Why Wheat May Be Harmful to Your Health

Evidence of cultivation of wheat goes back over 11,000 years to a region that is located in what is now the southeastern region of Turkey. Cultivation of early wheat varieties soon expanded to Greece, Cyprus, India, and Egypt, and later on to present-day Germany and Spain. The Egyptians were apparently the first to bake bread, and plows were introduced to the wheat planting process as long ago as 3000 BCE! The ancient Egyptians were the first to bake bread. So, are grains the “staff of life” as they are labeled in some religious traditions, or are they nutritional “crutches” that do an inadequate job of replacing nutrient-dense vegetables, fruits, and seeds that were intrinsic to the Paleolithic diet? Most of today’s “diseases of affluence” like heart disease and type 2 diabetes are linked to consumption of a grain-heavy diet. It may be that the shift to the increased consumption of grains 20,000 years ago did not give the human digestive system sufficient time to fully adapt to a diet that includes large amounts of grains. What Is Gluten Sensitivity and How Prevalent Is It? Did you know that the word “gluten” actually comes from the Latin word for “glue,” and that some of the earliest glues were in fact derived from water mixed with wheat flour? In other words, gluten is sticky and hard to digest, and this is because it contains high numbers of disulfide bonds. And over the centuries, some varieties of wheat have developed up to a 50% increase in gluten content. Celiac disease, an immune-related intestinal disorder that is triggered by consumption of gluten, is present in around 1% of the population of the United States. Gluten sensitivity may be present in up to 13% of the population. Considering how relatively new wheat is in the typical human diet, and how the human digestive system evolved for a diet containing much less wheat than people consume, it’s possible that an even higher percentage of the population has a sensitivity that doesn’t manifest as the characteristic digestive disturbances of those with full-blown celiac disease.

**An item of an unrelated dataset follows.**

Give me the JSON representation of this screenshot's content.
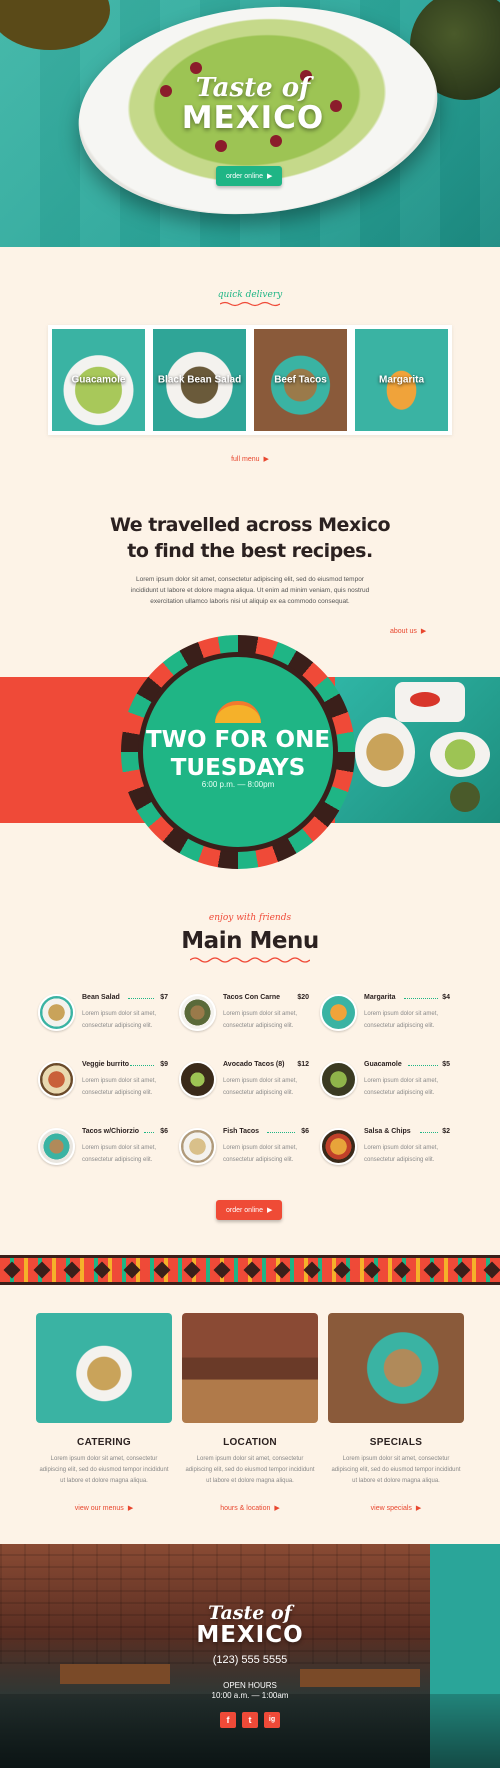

What We Eat Affects How Genes Are Expressed The mapping of the human genome has largely put to rest the concept of one gene leading to one cellular behavior. Epigenetic factors, which are those not controlled by genes themselves, have a major influence over how DNA is interpreted and expressed. Factors like regulatory proteins and environmental factors determine which genes “turn on” and which remain silent, which is how a liver cell “knows” it is a liver cell and not a skin cell, for example. Countless factors, including what we eat, affect how our unique genetics are expressed. Epigenetic factors are in turn influenced by the nutrients we take in, as well as exposure to pathogens, chemicals, and other environmental factors. It may be that gluten sensitivity is actually a protective response to ingestion of a substance that the human body is not designed to use. Ways Wheat Can Be Harmful to Health Whether or not you are sensitive to gluten, you’re wise to limit the amount of wheat in your diet, because it can contribute to a number of different health issues. Here are some of the most common negative effects of wheat on health:
  1. Gluten-Sensitive Irritable Bowel Syndrome
  2. Nonceliac gluten Sensitivity (NCGS)
  3. Schizophrenia and other mental health conditions
  4. Endometriosis
  5. Obesity
  6. Leaky Gut/Increased Intestinal Permeability
When you are able to get the nutrients in wheat from other products, like nuts, fruits, and vegetables, you avoid these potential problems. Wheat has been a staple of the human diet for thousands of years, but that doesn’t mean that it is ideal. Over time, wheat has evolved and been bred to have higher levels of gluten. High gluten levels may not just be a problem for people with celiac disease and gluten sensitivity, but for people whose sensitivity to gluten isn’t evident in the form of digestive upset. When you can replace wheat with more complex foods like nuts, meats, vegetables, and fruits, you spare your digestive system from gluten-related troubles and may find that your overall health improves too. If you have questions about gluten or other dietary issues, we invite you to contact us at any time.

About the Author: Lisa Jubilee

Lisa Jubilee

Lisa Jubilee is a New York State Certified Dietician-Nutritionist, who has been counseling individuals on sustainable weight management and disease prevention for over 20 years. Her mission is to empower individuals to obtain healthy food relationships and to clearly understand the concept of food as medicine. Lisa chose to create a functional nutrition practice where what, why and how we eat are all part of the conversation. There is no One-Size-Fits-All dietary approach, but Ms Jubilee has experienced great success utilizing specific dietary protocols such as intermittent fasting, time restricted eating, low carb/ketogenic dietary regimens and AIP (autoimmune protocol) in her practice.

In 2005, Lisa co-created Living Proof Nutrition Strength Pilates, a private nutrition, HIST (high intensity strength training) and Pilates studio, located in midtown Manhattan. The inspiration behind Living Proof was to create a private fitness and wellness space, where the importance of nutrition and functional movement are emphasized in tandem.

As of March 2020, in order to continue to service her clients and the public at large during the Covid-19 pandemic, Ms Jubilee is offering all of her nutrition counseling and support services remotely. Feel free to contact Lisa with any questions: